|International Classification||G10K11/16, E01F8/00|
|Oct 24, 1991||AS||Assignment|
Owner name: SUPERIOR PRECAST, INC. A CORPORATION OF PA
Free format text: ASSIGNMENT OF ASSIGNORS INTEREST.;ASSIGNOR:REX, ROBERT G.;REEL/FRAME:005898/0205
Effective date: 19910927
|Jul 15, 1997||REMI||Maintenance fee reminder mailed|
|Aug 4, 1997||SULP||Surcharge for late payment|
|Aug 4, 1997||FPAY||Fee payment|
Year of fee payment: 4
|Jul 3, 2001||REMI||Maintenance fee reminder mailed|
|Dec 7, 2001||LAPS||Lapse for failure to pay maintenance fees|
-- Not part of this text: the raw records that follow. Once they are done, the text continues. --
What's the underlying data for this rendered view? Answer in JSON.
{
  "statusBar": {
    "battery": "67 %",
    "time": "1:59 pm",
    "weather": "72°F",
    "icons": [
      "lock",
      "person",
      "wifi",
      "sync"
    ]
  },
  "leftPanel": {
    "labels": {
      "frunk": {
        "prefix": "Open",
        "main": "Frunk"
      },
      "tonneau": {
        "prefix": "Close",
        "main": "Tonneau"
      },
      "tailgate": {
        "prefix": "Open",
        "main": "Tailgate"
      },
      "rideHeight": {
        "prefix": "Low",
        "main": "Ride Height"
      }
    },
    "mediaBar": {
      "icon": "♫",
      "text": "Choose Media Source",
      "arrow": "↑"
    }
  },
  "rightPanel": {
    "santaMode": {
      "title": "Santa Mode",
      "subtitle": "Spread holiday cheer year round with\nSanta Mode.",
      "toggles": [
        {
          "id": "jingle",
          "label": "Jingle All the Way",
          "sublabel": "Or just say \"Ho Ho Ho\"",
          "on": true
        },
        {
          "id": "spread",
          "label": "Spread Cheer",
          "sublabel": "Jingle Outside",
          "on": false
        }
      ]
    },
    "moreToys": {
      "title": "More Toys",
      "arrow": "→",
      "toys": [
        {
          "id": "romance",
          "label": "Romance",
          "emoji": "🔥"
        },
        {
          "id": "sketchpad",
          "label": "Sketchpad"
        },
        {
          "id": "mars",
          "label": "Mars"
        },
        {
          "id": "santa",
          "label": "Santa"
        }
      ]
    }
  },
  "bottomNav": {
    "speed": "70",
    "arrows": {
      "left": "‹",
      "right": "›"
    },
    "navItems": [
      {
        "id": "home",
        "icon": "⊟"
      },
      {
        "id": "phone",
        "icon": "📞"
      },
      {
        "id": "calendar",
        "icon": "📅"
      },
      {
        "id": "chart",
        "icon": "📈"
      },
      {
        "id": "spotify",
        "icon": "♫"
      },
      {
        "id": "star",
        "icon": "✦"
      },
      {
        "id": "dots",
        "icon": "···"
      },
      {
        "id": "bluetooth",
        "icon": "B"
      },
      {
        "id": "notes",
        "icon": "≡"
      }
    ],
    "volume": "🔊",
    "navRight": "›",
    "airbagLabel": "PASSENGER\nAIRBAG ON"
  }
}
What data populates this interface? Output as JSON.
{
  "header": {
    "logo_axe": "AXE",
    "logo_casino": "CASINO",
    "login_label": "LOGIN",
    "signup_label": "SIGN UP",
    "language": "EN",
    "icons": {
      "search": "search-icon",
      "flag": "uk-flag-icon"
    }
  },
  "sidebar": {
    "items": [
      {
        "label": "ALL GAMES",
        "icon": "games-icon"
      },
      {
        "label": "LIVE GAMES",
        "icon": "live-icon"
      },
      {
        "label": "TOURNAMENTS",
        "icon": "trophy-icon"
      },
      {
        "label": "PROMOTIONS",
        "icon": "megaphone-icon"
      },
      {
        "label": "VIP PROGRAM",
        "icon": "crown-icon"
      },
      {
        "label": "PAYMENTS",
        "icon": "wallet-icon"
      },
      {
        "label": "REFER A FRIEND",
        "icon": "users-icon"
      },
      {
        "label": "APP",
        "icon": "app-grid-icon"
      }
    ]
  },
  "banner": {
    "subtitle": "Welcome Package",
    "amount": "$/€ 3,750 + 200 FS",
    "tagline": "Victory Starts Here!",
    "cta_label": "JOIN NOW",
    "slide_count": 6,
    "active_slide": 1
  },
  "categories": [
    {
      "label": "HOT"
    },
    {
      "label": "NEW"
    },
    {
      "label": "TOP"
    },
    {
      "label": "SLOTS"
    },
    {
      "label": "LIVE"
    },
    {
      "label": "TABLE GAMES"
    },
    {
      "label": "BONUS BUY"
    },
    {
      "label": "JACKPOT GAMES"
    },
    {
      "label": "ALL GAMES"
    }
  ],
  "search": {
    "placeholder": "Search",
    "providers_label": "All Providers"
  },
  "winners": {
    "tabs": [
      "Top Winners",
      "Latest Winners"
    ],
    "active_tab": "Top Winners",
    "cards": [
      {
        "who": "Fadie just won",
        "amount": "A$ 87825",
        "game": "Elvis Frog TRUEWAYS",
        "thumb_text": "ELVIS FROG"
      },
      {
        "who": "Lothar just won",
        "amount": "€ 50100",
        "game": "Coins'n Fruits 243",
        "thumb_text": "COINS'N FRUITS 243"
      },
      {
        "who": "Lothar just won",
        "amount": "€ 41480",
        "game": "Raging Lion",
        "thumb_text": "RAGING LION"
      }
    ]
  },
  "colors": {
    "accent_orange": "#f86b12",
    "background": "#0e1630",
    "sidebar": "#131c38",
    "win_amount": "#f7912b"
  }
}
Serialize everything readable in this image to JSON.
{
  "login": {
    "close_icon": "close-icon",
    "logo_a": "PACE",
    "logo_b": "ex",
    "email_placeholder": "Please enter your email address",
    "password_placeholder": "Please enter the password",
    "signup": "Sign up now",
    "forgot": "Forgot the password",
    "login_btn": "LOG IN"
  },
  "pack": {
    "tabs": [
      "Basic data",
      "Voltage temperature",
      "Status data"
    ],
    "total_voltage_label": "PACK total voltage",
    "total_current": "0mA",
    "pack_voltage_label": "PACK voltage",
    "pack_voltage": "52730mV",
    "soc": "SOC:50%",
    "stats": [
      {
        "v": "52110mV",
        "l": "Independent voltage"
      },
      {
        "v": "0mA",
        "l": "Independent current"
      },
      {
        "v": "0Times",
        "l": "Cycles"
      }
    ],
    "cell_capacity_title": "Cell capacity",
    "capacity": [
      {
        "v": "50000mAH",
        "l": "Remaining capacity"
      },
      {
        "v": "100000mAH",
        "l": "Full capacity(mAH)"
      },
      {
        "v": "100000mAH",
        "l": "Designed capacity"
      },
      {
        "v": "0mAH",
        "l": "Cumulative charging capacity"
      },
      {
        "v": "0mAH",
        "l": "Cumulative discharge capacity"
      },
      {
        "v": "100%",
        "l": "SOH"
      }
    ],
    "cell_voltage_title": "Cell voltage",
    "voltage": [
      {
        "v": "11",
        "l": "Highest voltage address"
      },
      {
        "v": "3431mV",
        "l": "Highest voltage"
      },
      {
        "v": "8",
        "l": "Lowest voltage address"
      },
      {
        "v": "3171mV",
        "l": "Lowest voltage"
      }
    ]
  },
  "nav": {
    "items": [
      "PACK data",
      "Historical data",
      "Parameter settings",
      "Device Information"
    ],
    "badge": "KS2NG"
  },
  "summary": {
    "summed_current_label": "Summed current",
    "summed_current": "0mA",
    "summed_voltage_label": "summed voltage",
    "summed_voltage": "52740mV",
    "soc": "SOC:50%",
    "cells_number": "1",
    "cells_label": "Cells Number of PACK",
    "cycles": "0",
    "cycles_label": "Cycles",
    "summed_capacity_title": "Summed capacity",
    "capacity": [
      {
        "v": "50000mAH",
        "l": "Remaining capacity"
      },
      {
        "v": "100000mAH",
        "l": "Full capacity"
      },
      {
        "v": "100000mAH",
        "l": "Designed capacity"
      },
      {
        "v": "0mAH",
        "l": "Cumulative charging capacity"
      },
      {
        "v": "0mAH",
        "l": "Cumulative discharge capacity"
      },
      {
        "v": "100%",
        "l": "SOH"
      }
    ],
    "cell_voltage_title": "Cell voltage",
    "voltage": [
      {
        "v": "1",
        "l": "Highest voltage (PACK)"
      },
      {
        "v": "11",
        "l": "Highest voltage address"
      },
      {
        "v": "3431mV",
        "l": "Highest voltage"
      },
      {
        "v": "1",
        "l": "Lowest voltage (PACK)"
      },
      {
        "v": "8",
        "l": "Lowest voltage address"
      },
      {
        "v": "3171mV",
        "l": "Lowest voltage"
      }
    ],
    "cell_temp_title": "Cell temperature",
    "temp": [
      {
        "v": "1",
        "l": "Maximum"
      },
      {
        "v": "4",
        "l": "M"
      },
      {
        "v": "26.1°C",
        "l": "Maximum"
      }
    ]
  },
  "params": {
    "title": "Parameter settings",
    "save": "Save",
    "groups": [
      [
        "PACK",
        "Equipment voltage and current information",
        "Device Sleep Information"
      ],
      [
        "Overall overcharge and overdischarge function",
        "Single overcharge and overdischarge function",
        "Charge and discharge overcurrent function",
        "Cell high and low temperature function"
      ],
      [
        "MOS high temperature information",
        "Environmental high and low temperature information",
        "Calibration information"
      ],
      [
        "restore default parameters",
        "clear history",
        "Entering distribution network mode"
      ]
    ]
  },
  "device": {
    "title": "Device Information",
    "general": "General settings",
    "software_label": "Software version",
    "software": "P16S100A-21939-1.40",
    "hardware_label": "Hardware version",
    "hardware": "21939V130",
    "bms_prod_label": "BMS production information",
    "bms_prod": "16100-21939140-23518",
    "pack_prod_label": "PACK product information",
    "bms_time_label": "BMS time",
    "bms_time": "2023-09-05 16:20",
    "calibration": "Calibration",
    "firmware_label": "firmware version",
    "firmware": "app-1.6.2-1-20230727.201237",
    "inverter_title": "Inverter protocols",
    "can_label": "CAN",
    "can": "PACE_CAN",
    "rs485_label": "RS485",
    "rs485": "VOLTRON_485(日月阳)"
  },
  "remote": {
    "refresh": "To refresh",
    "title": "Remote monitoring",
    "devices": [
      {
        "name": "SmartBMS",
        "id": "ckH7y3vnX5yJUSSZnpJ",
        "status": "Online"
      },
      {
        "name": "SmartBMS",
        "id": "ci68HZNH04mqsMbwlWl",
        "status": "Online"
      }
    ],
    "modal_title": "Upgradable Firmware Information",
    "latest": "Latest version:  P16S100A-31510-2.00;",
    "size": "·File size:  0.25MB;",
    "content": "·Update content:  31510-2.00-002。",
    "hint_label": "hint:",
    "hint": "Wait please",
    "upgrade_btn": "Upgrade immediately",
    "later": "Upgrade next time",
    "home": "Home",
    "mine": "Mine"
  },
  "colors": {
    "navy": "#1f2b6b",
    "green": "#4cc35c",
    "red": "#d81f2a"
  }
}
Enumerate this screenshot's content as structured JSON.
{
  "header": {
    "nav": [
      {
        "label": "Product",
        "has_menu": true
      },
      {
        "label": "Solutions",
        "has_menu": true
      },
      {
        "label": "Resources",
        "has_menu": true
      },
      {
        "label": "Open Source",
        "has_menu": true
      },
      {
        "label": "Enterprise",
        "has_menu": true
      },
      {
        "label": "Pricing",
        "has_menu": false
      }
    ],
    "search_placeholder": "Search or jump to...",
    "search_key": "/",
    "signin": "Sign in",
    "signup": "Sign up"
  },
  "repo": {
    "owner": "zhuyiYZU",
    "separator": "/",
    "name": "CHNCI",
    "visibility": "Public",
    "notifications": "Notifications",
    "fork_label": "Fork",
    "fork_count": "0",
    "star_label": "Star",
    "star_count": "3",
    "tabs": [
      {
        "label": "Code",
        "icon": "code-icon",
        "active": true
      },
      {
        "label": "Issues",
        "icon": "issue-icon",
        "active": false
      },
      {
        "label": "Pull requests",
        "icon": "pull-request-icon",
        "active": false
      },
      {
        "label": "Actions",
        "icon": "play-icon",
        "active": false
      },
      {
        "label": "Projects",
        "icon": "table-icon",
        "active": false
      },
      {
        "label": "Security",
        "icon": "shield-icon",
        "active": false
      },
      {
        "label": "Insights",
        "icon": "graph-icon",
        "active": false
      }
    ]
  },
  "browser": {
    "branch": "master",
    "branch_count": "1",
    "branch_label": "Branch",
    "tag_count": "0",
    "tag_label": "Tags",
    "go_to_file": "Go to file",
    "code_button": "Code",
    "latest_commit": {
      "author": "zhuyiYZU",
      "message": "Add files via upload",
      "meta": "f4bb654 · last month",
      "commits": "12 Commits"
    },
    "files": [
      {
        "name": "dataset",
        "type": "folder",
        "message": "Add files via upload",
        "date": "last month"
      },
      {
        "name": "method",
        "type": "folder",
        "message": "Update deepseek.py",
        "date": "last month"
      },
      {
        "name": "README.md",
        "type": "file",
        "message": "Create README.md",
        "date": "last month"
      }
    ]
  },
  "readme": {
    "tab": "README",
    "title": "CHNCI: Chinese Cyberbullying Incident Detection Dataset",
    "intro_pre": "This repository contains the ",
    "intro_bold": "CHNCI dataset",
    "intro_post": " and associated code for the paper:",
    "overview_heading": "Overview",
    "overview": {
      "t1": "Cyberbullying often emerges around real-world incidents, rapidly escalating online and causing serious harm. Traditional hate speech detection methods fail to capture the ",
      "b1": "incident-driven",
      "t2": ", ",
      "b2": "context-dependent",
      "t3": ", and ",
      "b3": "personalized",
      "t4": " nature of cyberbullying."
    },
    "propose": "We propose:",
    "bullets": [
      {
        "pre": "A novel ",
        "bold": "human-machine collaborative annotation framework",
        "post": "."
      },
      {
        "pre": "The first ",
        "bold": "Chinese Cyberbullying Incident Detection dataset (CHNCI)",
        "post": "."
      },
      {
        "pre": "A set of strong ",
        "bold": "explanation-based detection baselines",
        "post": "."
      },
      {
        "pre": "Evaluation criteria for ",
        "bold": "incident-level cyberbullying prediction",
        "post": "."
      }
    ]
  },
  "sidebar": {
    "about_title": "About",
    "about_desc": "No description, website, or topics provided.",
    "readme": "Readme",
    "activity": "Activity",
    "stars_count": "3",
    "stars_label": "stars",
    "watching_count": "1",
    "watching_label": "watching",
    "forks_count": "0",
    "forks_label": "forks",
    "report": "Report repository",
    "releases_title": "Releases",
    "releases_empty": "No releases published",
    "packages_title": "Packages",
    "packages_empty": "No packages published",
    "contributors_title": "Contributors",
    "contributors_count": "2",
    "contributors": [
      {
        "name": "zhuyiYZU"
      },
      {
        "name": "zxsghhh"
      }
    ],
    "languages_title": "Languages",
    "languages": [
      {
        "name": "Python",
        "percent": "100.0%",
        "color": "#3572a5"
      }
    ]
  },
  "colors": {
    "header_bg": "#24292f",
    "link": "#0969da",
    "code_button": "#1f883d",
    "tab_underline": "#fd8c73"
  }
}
|Feb 12, 2002||FP||Expired due to failure to pay maintenance fee|
Effective date: 20011207